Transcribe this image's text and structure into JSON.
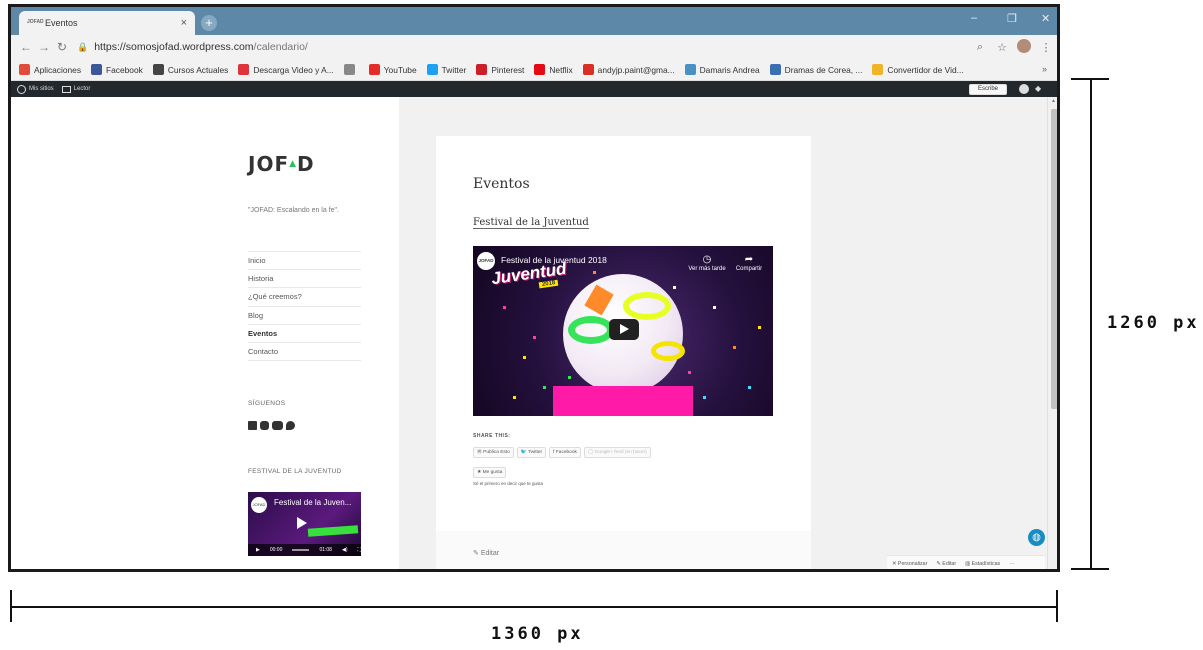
{
  "browser": {
    "tab_title": "Eventos",
    "tab_favicon_text": "JOFAD",
    "tab_close": "×",
    "new_tab": "+",
    "window_controls": [
      "–",
      "❐",
      "✕"
    ],
    "url_host": "https://somosjofad.wordpress.com",
    "url_path": "/calendario/",
    "bookmarks": [
      {
        "label": "Aplicaciones",
        "icon": "apps-grid-icon",
        "color": "#e04b3a"
      },
      {
        "label": "Facebook",
        "icon": "facebook-icon",
        "color": "#3b5998"
      },
      {
        "label": "Cursos Actuales",
        "icon": "courses-icon",
        "color": "#444444"
      },
      {
        "label": "Descarga Video y A...",
        "icon": "download-icon",
        "color": "#e0333a"
      },
      {
        "label": "",
        "icon": "page-icon",
        "color": "#888888"
      },
      {
        "label": "YouTube",
        "icon": "youtube-icon",
        "color": "#e52d27"
      },
      {
        "label": "Twitter",
        "icon": "twitter-icon",
        "color": "#1da1f2"
      },
      {
        "label": "Pinterest",
        "icon": "pinterest-icon",
        "color": "#cb2027"
      },
      {
        "label": "Netflix",
        "icon": "netflix-icon",
        "color": "#e50914"
      },
      {
        "label": "andyjp.paint@gma...",
        "icon": "gmail-icon",
        "color": "#d93025"
      },
      {
        "label": "Damaris Andrea",
        "icon": "profile-icon",
        "color": "#4a90c2"
      },
      {
        "label": "Dramas de Corea, ...",
        "icon": "bookmark-b-icon",
        "color": "#3a6fb0"
      },
      {
        "label": "Convertidor de Vid...",
        "icon": "converter-icon",
        "color": "#f0b429"
      }
    ],
    "bookmarks_more": "»"
  },
  "adminbar": {
    "my_sites": "Mis sitios",
    "reader": "Lector",
    "write": "Escribe"
  },
  "sidebar": {
    "logo": "JOF",
    "logo_tri": "▲",
    "logo_end": "D",
    "tagline": "\"JOFAD: Escalando en la fe\".",
    "nav": [
      "Inicio",
      "Historia",
      "¿Qué creemos?",
      "Blog",
      "Eventos",
      "Contacto"
    ],
    "active_nav": "Eventos",
    "follow_title": "SÍGUENOS",
    "festival_title": "FESTIVAL DE LA JUVENTUD",
    "mini_video_title": "Festival de la Juven...",
    "mini_video_logo": "JOFAD",
    "mini_time_current": "00:00",
    "mini_time_total": "01:08"
  },
  "post": {
    "title": "Eventos",
    "link": "Festival de la Juventud",
    "video": {
      "logo": "JOFAD",
      "title": "Festival de la juventud 2018",
      "big_word": "Juventud",
      "year": "2018",
      "watch_later": "Ver más tarde",
      "share": "Compartir"
    },
    "share_title": "SHARE THIS:",
    "share_buttons": [
      "Publica Esto",
      "Twitter",
      "Facebook",
      "Google+ feed (en hacer)"
    ],
    "like_button": "★ Me gusta",
    "like_text": "Sé el primero en decir que te gusta",
    "edit": "Editar"
  },
  "footer_bar": {
    "customize": "Personalizar",
    "edit": "Editar",
    "stats": "Estadísticas",
    "more": "···"
  },
  "dimensions": {
    "width_label": "1360 px",
    "height_label": "1260 px"
  }
}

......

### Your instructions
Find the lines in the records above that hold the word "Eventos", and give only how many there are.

### Written solution
4